**TASK PROMPT:** Go through the material and copy every line in which "Case" appears.

----

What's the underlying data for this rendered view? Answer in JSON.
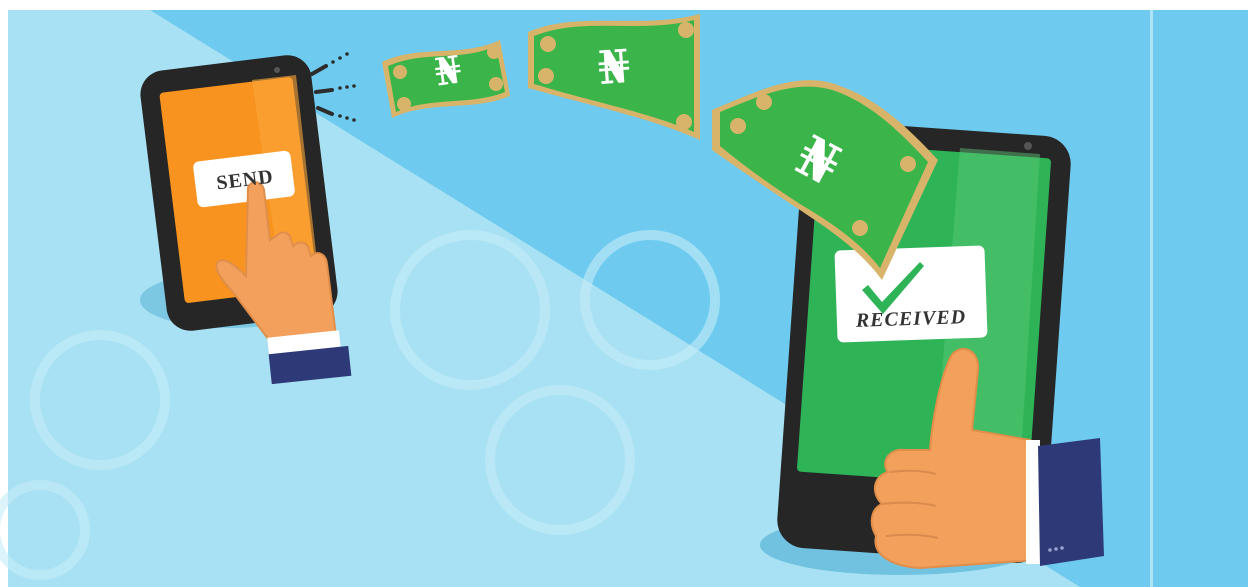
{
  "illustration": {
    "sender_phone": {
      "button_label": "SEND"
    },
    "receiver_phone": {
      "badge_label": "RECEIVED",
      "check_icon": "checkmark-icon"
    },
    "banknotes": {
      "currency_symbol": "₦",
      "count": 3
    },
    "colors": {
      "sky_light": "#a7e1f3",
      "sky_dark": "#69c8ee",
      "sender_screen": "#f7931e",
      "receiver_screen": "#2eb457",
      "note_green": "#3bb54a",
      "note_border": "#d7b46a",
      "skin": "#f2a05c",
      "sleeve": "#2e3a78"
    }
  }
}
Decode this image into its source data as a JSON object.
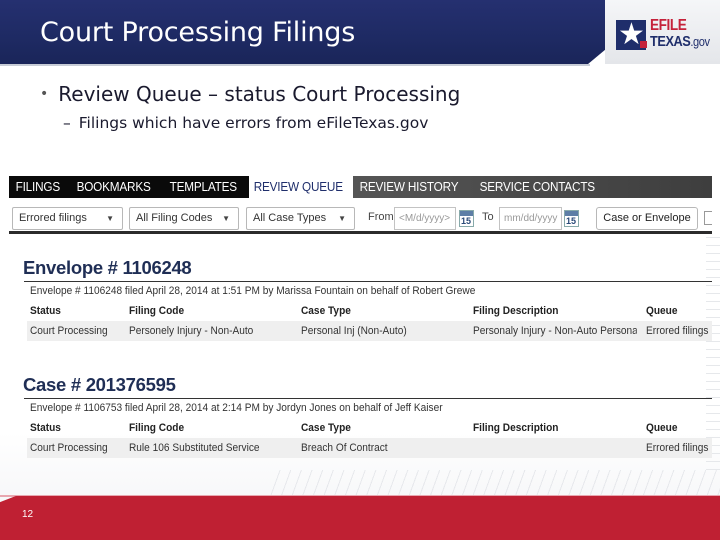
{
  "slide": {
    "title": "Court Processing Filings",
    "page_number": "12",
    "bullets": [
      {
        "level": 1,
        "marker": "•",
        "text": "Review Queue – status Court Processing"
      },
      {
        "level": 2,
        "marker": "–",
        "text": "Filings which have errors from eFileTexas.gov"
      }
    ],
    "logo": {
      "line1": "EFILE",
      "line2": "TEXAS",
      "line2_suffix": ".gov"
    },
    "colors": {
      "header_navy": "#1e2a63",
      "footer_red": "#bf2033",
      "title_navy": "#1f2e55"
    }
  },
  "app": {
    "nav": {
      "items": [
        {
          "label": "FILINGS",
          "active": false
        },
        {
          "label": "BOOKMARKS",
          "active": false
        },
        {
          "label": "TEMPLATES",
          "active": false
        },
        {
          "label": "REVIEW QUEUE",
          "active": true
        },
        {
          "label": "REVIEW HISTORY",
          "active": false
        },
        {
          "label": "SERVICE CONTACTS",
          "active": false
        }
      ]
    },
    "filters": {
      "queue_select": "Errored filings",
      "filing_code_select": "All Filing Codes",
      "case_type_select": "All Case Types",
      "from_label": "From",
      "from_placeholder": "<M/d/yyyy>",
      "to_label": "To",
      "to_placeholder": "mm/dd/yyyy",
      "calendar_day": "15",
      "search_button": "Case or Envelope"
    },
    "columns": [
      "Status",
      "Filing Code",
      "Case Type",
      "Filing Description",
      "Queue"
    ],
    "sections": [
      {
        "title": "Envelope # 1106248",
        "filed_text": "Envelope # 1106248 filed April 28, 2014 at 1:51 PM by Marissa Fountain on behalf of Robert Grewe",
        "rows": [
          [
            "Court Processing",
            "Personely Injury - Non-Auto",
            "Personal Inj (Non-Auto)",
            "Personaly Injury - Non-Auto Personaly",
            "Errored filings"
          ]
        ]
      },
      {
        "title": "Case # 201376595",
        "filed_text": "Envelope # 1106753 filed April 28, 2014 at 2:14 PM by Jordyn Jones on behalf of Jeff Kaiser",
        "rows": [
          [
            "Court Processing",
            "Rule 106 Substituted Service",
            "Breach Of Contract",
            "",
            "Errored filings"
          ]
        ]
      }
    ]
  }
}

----

**RESPONSE:**
      "case_type_select": "All Case Types",
      "search_button": "Case or Envelope"
      "Case Type",
        "title": "Case # 201376595",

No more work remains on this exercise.